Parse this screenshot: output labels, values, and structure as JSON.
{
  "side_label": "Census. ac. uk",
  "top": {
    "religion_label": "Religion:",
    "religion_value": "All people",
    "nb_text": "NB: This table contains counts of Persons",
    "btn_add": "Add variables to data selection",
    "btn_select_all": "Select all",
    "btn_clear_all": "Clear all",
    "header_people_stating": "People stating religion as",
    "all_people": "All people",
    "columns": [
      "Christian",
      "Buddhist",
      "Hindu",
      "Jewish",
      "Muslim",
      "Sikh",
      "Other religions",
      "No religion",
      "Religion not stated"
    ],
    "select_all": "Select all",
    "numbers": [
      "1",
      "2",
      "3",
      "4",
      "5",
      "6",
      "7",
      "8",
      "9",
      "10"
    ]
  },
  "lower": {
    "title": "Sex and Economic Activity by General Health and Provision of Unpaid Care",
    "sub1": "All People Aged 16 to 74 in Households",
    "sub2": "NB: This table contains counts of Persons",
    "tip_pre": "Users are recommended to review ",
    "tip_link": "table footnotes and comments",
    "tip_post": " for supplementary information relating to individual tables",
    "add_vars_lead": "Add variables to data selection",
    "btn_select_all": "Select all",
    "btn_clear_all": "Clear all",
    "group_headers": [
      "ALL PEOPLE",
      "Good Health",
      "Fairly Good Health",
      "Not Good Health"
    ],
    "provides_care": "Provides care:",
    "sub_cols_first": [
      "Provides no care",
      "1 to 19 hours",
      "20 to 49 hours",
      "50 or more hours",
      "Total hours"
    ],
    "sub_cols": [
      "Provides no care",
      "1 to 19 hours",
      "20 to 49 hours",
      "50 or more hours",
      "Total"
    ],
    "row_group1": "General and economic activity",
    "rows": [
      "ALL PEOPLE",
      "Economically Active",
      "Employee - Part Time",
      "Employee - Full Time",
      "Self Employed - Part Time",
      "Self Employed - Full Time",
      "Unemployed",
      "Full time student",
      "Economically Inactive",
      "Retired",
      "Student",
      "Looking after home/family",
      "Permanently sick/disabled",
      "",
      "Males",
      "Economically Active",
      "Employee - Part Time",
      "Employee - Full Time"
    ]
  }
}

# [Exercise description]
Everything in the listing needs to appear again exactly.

# [Answer box]
Parse this screenshot: output labels, values, and structure as JSON.
{
  "side_label": "Census. ac. uk",
  "top": {
    "religion_label": "Religion:",
    "religion_value": "All people",
    "nb_text": "NB: This table contains counts of Persons",
    "btn_add": "Add variables to data selection",
    "btn_select_all": "Select all",
    "btn_clear_all": "Clear all",
    "header_people_stating": "People stating religion as",
    "all_people": "All people",
    "columns": [
      "Christian",
      "Buddhist",
      "Hindu",
      "Jewish",
      "Muslim",
      "Sikh",
      "Other religions",
      "No religion",
      "Religion not stated"
    ],
    "select_all": "Select all",
    "numbers": [
      "1",
      "2",
      "3",
      "4",
      "5",
      "6",
      "7",
      "8",
      "9",
      "10"
    ]
  },
  "lower": {
    "title": "Sex and Economic Activity by General Health and Provision of Unpaid Care",
    "sub1": "All People Aged 16 to 74 in Households",
    "sub2": "NB: This table contains counts of Persons",
    "tip_pre": "Users are recommended to review ",
    "tip_link": "table footnotes and comments",
    "tip_post": " for supplementary information relating to individual tables",
    "add_vars_lead": "Add variables to data selection",
    "btn_select_all": "Select all",
    "btn_clear_all": "Clear all",
    "group_headers": [
      "ALL PEOPLE",
      "Good Health",
      "Fairly Good Health",
      "Not Good Health"
    ],
    "provides_care": "Provides care:",
    "sub_cols_first": [
      "Provides no care",
      "1 to 19 hours",
      "20 to 49 hours",
      "50 or more hours",
      "Total hours"
    ],
    "sub_cols": [
      "Provides no care",
      "1 to 19 hours",
      "20 to 49 hours",
      "50 or more hours",
      "Total"
    ],
    "row_group1": "General and economic activity",
    "rows": [
      "ALL PEOPLE",
      "Economically Active",
      "Employee - Part Time",
      "Employee - Full Time",
      "Self Employed - Part Time",
      "Self Employed - Full Time",
      "Unemployed",
      "Full time student",
      "Economically Inactive",
      "Retired",
      "Student",
      "Looking after home/family",
      "Permanently sick/disabled",
      "",
      "Males",
      "Economically Active",
      "Employee - Part Time",
      "Employee - Full Time"
    ]
  }
}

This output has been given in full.